Effective Tags - Bring more attention to your question
Each tag should stand on its own: if a tag only makes sense when used in a group with other tags, it's wrong. For example, tagging a question as [visual][studio] (two tags) is wrong.
Pick tags that show higher counts in the look-ahead prompts, as they are more likely to make your question appear highlighted for a user on the main page or show up in someone's feed of watched tags.
At a minimum, try to include at least one very broad tag (e.g., java or c#) and one other tag to narrow the topic down within that broader category (e.g., strings or garbage-collection).
You are limited to five tags, and you are generally better off trying to use as many of them as you can, provided they follow the guidelines here.
Try to use broad tags. For example, you usually want to include both a general tag (windows) and a specific version tag (windows-10) rather than just the specific tag. While tagging a question cortana on Super User might convey exactly the information you intend (it implies Windows, Windows 10, and Cortana all in one tag), tagging it windows windows-10 cortana will bring your question lots more attention, since more people will watch the generic windows and windows-10 tags. There is of course a trade-off: you used three tags to convey the same information you could have done with one. However, it's hard to understate how many more views the generic tags will bring to your question.

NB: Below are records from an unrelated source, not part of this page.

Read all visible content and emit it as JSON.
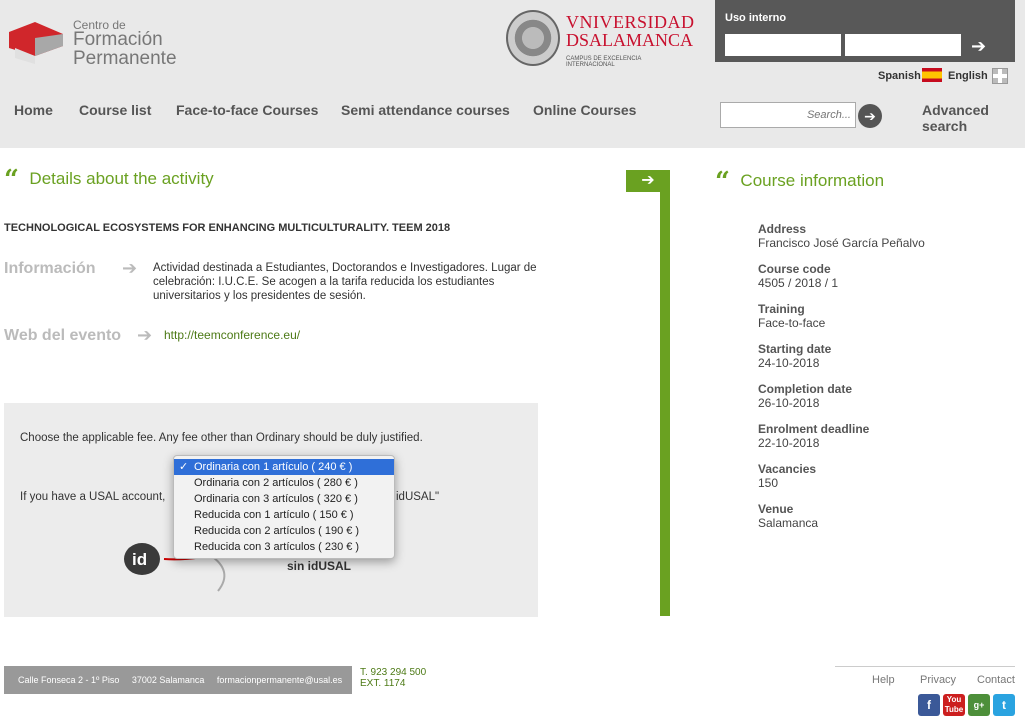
{
  "header": {
    "logo_cfp": {
      "line1": "Centro de",
      "line2": "Formación",
      "line3": "Permanente"
    },
    "logo_usal": {
      "line1": "VNIVERSIDAD",
      "line2": "DSALAMANCA",
      "line3": "CAMPUS DE EXCELENCIA INTERNACIONAL"
    },
    "uso_interno": "Uso interno",
    "lang_spanish": "Spanish",
    "lang_english": "English"
  },
  "nav": {
    "items": [
      "Home",
      "Course list",
      "Face-to-face Courses",
      "Semi attendance courses",
      "Online Courses"
    ],
    "search_placeholder": "Search...",
    "advanced_search": "Advanced search"
  },
  "details": {
    "heading": "Details about the activity",
    "activity_name": "TECHNOLOGICAL ECOSYSTEMS FOR ENHANCING MULTICULTURALITY. TEEM 2018",
    "info_label": "Información",
    "info_text": "Actividad destinada a Estudiantes, Doctorandos e Investigadores. Lugar de celebración: I.U.C.E. Se acogen a la tarifa reducida los estudiantes universitarios y los presidentes de sesión.",
    "web_label": "Web del evento",
    "web_link": "http://teemconference.eu/"
  },
  "fee": {
    "prompt": "Choose the applicable fee. Any fee other than Ordinary should be duly justified.",
    "usal_text_start": "If you have a USAL account,",
    "usal_text_end": "idUSAL\"",
    "sin_idusal": "sin idUSAL",
    "options": [
      "Ordinaria con 1 artículo ( 240 € )",
      "Ordinaria con 2 artículos ( 280 € )",
      "Ordinaria con 3 artículos ( 320 € )",
      "Reducida con 1 artículo ( 150 € )",
      "Reducida con 2 artículos ( 190 € )",
      "Reducida con 3 artículos ( 230 € )"
    ],
    "selected_index": 0
  },
  "course_info": {
    "heading": "Course information",
    "fields": [
      {
        "label": "Address",
        "value": "Francisco José García Peñalvo"
      },
      {
        "label": "Course code",
        "value": "4505 / 2018 / 1"
      },
      {
        "label": "Training",
        "value": "Face-to-face"
      },
      {
        "label": "Starting date",
        "value": "24-10-2018"
      },
      {
        "label": "Completion date",
        "value": "26-10-2018"
      },
      {
        "label": "Enrolment deadline",
        "value": "22-10-2018"
      },
      {
        "label": "Vacancies",
        "value": "150"
      },
      {
        "label": "Venue",
        "value": "Salamanca"
      }
    ]
  },
  "footer": {
    "address": "Calle Fonseca 2 - 1º Piso     37002 Salamanca     formacionpermanente@usal.es",
    "phone": "T. 923 294 500",
    "ext": "EXT. 1174",
    "links": [
      "Help",
      "Privacy",
      "Contact"
    ]
  },
  "colors": {
    "accent_green": "#6aa121",
    "select_blue": "#2f6fd8",
    "brand_red": "#c8102e"
  }
}
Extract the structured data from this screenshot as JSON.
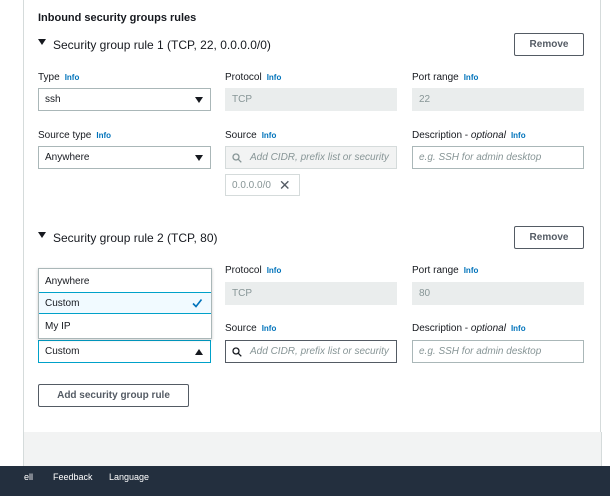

Don't try to summarize your question using the tags. The point of tags on Stack Exchange is to help other interested users find your question by sorting it into clear, specific categories. This is not the same as indexing or summarizing the question. The differences are subtle, but important. Unlike many other formats like video, search engines can find your question using the text.
Don't use tags that are not about your question. Again, the point of tags here is to help sort your question into clear, specific categories. Don't just slap a tag on your question just because it happens to mention a certain topic; only use tags that are actually about your question's topic. Tags that the question is not about don't belong.
Don't use your username for a tag.
Don't use meta tags. Even if it already exists. A meta tag is any tag that doesn't categorize the content of the question, but simply indicates the nature of the question. Examples include homework or hard-question.
Don't violate any site-specific policies regarding tag usage. For example, some tags may be slated for manual community removal from all questions per procedures defined by the site community, and Super User prohibits tags that are simply the name of a company and not a specific product.
Replaces spaces with dashes (-) to combine multiple words into a single word (i.e, Tag "Unit Testing" as "unit-testing").
Avoid punctuation. This can make it difficult to use the tag in a URL
A number of tags predate the guidelines, and are therefore formatted differently. But that doesn't mean you shouldn't follow these rules when creating tags. If you find one of these, you should file a request on the per-site meta requesting that the tag be renamed to meet the guidelines.
When naming a tag, think about how someone would search for that subject. In most cases, this means typing out the full name, but you may also want to use the abbreviation in some cases. For example, "css" is probably more appropriate than "cascading-style-sheets".
Retagging a question is making any edit to a question that changes the tags.
Do not retag a question if you are not going to add value to the question information by doing so.
Do retag questions to use well-known and popular tags that are appropriate for the question.
Multi-word tags should have the words separated by a dash, unless it is a proper name that does not have a space between the words. (I.e., [sql-server] and [mysql] are correct)
Avoid creating new tags, if at all possible. Double-check your spelling if necessary. Some tags could have local variations (i.e., color or colour), some are predominantly singular or predominantly plural (i.e., color or colors), and some may have synonyms with completely different spellings (i.e., newbie or beginner). If a similar concept tag is already available, please do not create a new tag: use the existing tag instead. The goal is to categorize your question.